[Entries from a dataset of interfaces]
[Start of section]

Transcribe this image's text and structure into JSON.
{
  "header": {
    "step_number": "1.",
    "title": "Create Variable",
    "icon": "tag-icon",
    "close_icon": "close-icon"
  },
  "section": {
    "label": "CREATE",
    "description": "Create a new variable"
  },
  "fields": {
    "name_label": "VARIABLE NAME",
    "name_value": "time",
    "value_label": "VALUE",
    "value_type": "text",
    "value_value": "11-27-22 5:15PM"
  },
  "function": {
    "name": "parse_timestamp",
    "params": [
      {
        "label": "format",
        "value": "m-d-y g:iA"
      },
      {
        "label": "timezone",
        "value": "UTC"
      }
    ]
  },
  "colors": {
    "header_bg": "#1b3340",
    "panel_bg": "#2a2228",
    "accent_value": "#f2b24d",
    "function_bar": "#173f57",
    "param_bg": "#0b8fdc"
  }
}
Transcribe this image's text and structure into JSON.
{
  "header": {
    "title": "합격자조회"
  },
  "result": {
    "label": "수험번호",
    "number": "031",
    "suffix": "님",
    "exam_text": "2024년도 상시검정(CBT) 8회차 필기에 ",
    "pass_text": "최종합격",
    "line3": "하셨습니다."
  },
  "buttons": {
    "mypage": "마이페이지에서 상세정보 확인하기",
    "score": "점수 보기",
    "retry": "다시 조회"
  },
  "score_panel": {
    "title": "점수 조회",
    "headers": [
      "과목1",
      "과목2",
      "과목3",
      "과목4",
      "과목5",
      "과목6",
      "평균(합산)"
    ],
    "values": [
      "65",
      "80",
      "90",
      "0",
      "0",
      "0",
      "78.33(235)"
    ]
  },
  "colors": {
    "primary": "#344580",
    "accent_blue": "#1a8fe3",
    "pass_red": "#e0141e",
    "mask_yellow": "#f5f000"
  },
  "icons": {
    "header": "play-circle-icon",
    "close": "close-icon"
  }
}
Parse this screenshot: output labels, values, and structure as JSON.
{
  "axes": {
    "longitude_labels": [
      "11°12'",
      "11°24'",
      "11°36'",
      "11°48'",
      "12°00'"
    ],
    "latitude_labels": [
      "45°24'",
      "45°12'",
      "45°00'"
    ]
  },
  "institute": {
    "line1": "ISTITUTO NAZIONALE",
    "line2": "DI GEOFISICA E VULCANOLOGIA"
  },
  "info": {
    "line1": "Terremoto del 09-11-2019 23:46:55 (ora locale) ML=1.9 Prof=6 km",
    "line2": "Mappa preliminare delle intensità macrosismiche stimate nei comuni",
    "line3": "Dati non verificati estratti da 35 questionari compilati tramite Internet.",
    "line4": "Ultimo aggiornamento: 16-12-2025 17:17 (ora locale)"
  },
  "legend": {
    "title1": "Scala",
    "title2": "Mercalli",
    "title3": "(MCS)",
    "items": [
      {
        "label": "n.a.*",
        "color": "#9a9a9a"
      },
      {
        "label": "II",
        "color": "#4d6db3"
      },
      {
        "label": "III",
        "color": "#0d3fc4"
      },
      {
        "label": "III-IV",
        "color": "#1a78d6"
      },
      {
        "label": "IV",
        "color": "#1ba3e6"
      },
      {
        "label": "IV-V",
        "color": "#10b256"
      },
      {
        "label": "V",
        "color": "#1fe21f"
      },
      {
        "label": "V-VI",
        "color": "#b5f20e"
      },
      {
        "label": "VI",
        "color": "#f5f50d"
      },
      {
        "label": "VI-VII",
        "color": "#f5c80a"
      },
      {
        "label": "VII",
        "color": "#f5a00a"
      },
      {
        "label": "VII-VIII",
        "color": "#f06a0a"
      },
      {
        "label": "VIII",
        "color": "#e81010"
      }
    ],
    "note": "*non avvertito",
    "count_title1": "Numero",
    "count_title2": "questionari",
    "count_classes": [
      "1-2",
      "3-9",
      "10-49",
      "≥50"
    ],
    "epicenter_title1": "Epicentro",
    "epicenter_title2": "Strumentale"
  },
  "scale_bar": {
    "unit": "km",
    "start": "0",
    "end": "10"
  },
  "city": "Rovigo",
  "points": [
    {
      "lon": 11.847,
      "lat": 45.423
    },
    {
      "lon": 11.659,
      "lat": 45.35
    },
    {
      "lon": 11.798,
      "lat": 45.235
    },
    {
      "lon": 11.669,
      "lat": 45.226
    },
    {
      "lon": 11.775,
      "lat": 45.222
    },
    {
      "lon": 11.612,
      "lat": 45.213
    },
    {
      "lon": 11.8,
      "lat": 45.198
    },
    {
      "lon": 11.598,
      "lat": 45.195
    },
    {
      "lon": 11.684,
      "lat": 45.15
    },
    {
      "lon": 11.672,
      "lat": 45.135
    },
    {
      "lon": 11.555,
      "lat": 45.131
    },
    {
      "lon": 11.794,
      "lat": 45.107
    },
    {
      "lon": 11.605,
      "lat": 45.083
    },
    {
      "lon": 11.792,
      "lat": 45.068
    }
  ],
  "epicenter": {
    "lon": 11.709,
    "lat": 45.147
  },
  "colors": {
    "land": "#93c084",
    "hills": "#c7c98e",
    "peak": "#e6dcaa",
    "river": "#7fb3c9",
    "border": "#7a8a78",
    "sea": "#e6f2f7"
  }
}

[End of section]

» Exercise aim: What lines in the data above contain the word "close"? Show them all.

» Answer below:
    "close_icon": "close-icon"
    "close": "close-icon"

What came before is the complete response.